Additionally, he composed Tangana Ostinato for two pianos, Astoreando for chamber and philharmonic orchestras, Tanghitud 4 for various chamber ensembles, Baires Concerto for solo piano and Baires 1 Suite for piano, bandoneon and orchestra.
He made various arrangements for operas composed by Astor Piazzolla, including Libertango for solo piano and various chamber ensembles and philharmonic orchestras, as well as Cuatro Estaciones Porteñas for solo violin, harpsichord and string orchestra.
In July 2008 he inaugurated Settimana Musicale Senese with the opera-ballet Y Borges cuenta que. The libretto was by Carlos Sessano, Alberto Muñoz and Luis Bacalov, directed by Giorgio Barberio Corsetti, choreography by Anna Paola Bacalov and Tango scenes by Alex Cantarelli. He also wrote and produced Baires Concerto and Mi Buenos Aires Querido, directed by Carlos Branca. In July 2014 he took part in the Ravello Festival with the show Con El Respiro Del Tango, played by the actor Michele Placido and directed by Carlos Branca.
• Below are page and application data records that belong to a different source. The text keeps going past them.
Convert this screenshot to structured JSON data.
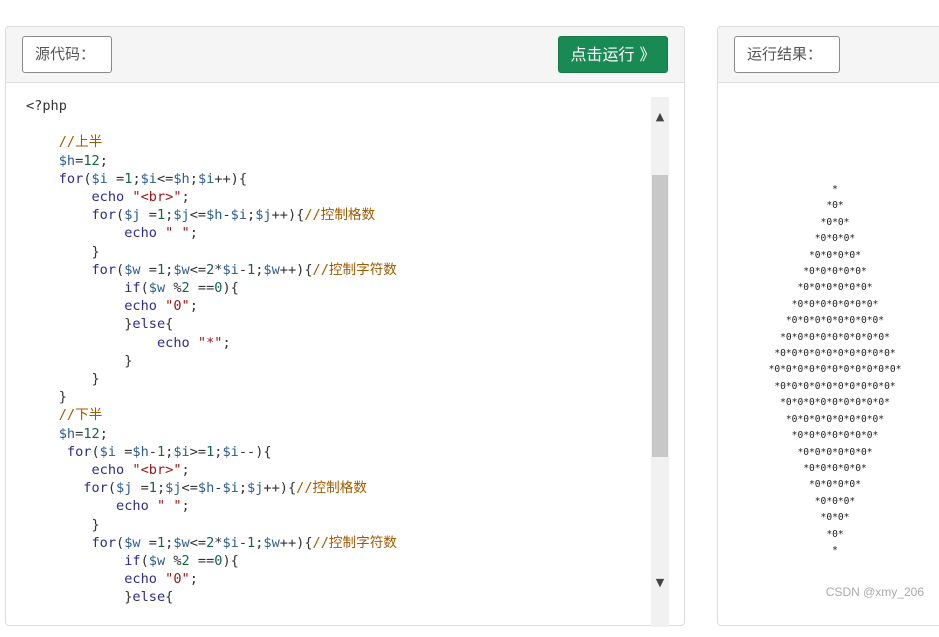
{
  "source_panel": {
    "label": "源代码：",
    "run_button": "点击运行 》"
  },
  "result_panel": {
    "label": "运行结果："
  },
  "code_lines": [
    "<?php",
    "",
    "    //上半",
    "    $h=12;",
    "    for($i =1;$i<=$h;$i++){",
    "        echo \"<br>\";",
    "        for($j =1;$j<=$h-$i;$j++){//控制格数",
    "            echo \" \";",
    "        }",
    "        for($w =1;$w<=2*$i-1;$w++){//控制字符数",
    "            if($w %2 ==0){",
    "            echo \"0\";",
    "            }else{",
    "                echo \"*\";",
    "            }",
    "        }",
    "    }",
    "    //下半",
    "    $h=12;",
    "     for($i =$h-1;$i>=1;$i--){",
    "        echo \"<br>\";",
    "       for($j =1;$j<=$h-$i;$j++){//控制格数",
    "           echo \" \";",
    "        }",
    "        for($w =1;$w<=2*$i-1;$w++){//控制字符数",
    "            if($w %2 ==0){",
    "            echo \"0\";",
    "            }else{"
  ],
  "output_lines": [
    "*",
    "*0*",
    "*0*0*",
    "*0*0*0*",
    "*0*0*0*0*",
    "*0*0*0*0*0*",
    "*0*0*0*0*0*0*",
    "*0*0*0*0*0*0*0*",
    "*0*0*0*0*0*0*0*0*",
    "*0*0*0*0*0*0*0*0*0*",
    "*0*0*0*0*0*0*0*0*0*0*",
    "*0*0*0*0*0*0*0*0*0*0*0*",
    "*0*0*0*0*0*0*0*0*0*0*",
    "*0*0*0*0*0*0*0*0*0*",
    "*0*0*0*0*0*0*0*0*",
    "*0*0*0*0*0*0*0*",
    "*0*0*0*0*0*0*",
    "*0*0*0*0*0*",
    "*0*0*0*0*",
    "*0*0*0*",
    "*0*0*",
    "*0*",
    "*"
  ],
  "watermark": "CSDN @xmy_206",
  "colors": {
    "run_button": "#1a8a55",
    "comment": "#a05a00",
    "variable": "#2c5d8f",
    "string": "#a31515"
  }
}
As per his symphonic activity, Luis was the principal director of Orchestra ICO della Magna Grecia in Taranto. He held a chair in Film score composition at Accademia Musicale Chigiana in Siena and taught at Accademia di cinema ACT MULTIMEDIA in Cinecittà in Rome.
During his lengthy concert career, both as orchestra director and pianist, he presented programs of folk music, traditional tango and the tangos of Piazzolla as well as tracks from his own film scores, such as Seducción from the film Assasination Tango, and tracks from film scores written by other composers, such as Ennio Morricone’s Indagine su un cittadino al di sopra di ogni sospetto.
He played with various chamber ensembles, also as a duo with pianist Alberto Pizzo, violinist Andrea Cortesi and flautist Massimo Mercelli. He founded a quartet with Giovanni Tommaso on double bass, Daniel Bacalov on drums and percussion, at the bandoneón Héctor Ulises Passarella, and later Juanjo Mosalini and Gianni Iorio, playing a repertoire of tango and jazz. In the last years of his concert career, he developed the project “3 Piano Generations”, a repertoire of jazz, tangos, classical music and film scores, which was played on 3 pianos by Luis, Alberto Pizzo and, in turn at different concerts, by Stefano Bollani, Danilo Rea and Rita Marcotulli.
Luis received numerous awards and nominations for the film score of Il Postino: an Oscar by the Academy of Motion Pictures Arts and Science, a David di Donatello, a Globo d’Oro by the Italian Foreign Press Association, a Nastro d’Argento by the Italian National Syndicate of Film Journalists, a Bafta award by the British Academy for Film and Television Arts and a “Nino Rota” award.
Luis died on 15th November 2017 at the age of 84.